Every record must be retyped as it stands.

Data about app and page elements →
________________________________________

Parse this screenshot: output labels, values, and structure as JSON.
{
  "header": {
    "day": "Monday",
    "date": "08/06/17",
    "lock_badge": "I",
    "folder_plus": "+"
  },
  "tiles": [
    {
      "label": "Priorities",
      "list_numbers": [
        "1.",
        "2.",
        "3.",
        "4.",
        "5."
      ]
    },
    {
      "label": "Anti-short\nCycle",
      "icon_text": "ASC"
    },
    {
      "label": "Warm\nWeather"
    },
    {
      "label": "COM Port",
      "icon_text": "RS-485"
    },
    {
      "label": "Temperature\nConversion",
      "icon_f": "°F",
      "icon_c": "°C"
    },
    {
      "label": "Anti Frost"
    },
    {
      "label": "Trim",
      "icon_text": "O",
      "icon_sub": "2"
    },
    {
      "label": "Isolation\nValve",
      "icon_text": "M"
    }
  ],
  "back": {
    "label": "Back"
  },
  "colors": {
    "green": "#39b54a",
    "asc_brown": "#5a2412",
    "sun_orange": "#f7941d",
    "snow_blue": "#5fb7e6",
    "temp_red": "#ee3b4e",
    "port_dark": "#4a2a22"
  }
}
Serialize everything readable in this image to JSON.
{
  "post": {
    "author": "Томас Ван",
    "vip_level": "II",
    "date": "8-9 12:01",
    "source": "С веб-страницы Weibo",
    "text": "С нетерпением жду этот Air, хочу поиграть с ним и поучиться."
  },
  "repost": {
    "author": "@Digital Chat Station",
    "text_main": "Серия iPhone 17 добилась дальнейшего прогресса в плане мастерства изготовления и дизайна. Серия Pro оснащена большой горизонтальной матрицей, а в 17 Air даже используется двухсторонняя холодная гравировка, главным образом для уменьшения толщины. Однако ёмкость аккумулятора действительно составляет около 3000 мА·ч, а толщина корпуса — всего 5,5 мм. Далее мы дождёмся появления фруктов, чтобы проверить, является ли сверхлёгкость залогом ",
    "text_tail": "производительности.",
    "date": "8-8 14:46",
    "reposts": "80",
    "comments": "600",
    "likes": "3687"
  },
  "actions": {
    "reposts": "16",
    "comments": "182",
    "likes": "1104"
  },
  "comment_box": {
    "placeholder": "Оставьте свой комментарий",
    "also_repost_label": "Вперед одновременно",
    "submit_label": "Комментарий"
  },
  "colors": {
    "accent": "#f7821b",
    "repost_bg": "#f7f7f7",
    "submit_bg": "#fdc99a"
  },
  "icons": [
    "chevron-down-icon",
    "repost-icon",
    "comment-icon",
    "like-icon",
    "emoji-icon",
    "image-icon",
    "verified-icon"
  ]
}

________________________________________

Written reply →
Parse this screenshot: output labels, values, and structure as JSON.
{
  "header": {
    "day": "Monday",
    "date": "08/06/17",
    "lock_badge": "I",
    "folder_plus": "+"
  },
  "tiles": [
    {
      "label": "Priorities",
      "list_numbers": [
        "1.",
        "2.",
        "3.",
        "4.",
        "5."
      ]
    },
    {
      "label": "Anti-short\nCycle",
      "icon_text": "ASC"
    },
    {
      "label": "Warm\nWeather"
    },
    {
      "label": "COM Port",
      "icon_text": "RS-485"
    },
    {
      "label": "Temperature\nConversion",
      "icon_f": "°F",
      "icon_c": "°C"
    },
    {
      "label": "Anti Frost"
    },
    {
      "label": "Trim",
      "icon_text": "O",
      "icon_sub": "2"
    },
    {
      "label": "Isolation\nValve",
      "icon_text": "M"
    }
  ],
  "back": {
    "label": "Back"
  },
  "colors": {
    "green": "#39b54a",
    "asc_brown": "#5a2412",
    "sun_orange": "#f7941d",
    "snow_blue": "#5fb7e6",
    "temp_red": "#ee3b4e",
    "port_dark": "#4a2a22"
  }
}
Serialize everything readable in this image to JSON.
{
  "post": {
    "author": "Томас Ван",
    "vip_level": "II",
    "date": "8-9 12:01",
    "source": "С веб-страницы Weibo",
    "text": "С нетерпением жду этот Air, хочу поиграть с ним и поучиться."
  },
  "repost": {
    "author": "@Digital Chat Station",
    "text_main": "Серия iPhone 17 добилась дальнейшего прогресса в плане мастерства изготовления и дизайна. Серия Pro оснащена большой горизонтальной матрицей, а в 17 Air даже используется двухсторонняя холодная гравировка, главным образом для уменьшения толщины. Однако ёмкость аккумулятора действительно составляет около 3000 мА·ч, а толщина корпуса — всего 5,5 мм. Далее мы дождёмся появления фруктов, чтобы проверить, является ли сверхлёгкость залогом ",
    "text_tail": "производительности.",
    "date": "8-8 14:46",
    "reposts": "80",
    "comments": "600",
    "likes": "3687"
  },
  "actions": {
    "reposts": "16",
    "comments": "182",
    "likes": "1104"
  },
  "comment_box": {
    "placeholder": "Оставьте свой комментарий",
    "also_repost_label": "Вперед одновременно",
    "submit_label": "Комментарий"
  },
  "colors": {
    "accent": "#f7821b",
    "repost_bg": "#f7f7f7",
    "submit_bg": "#fdc99a"
  },
  "icons": [
    "chevron-down-icon",
    "repost-icon",
    "comment-icon",
    "like-icon",
    "emoji-icon",
    "image-icon",
    "verified-icon"
  ]
}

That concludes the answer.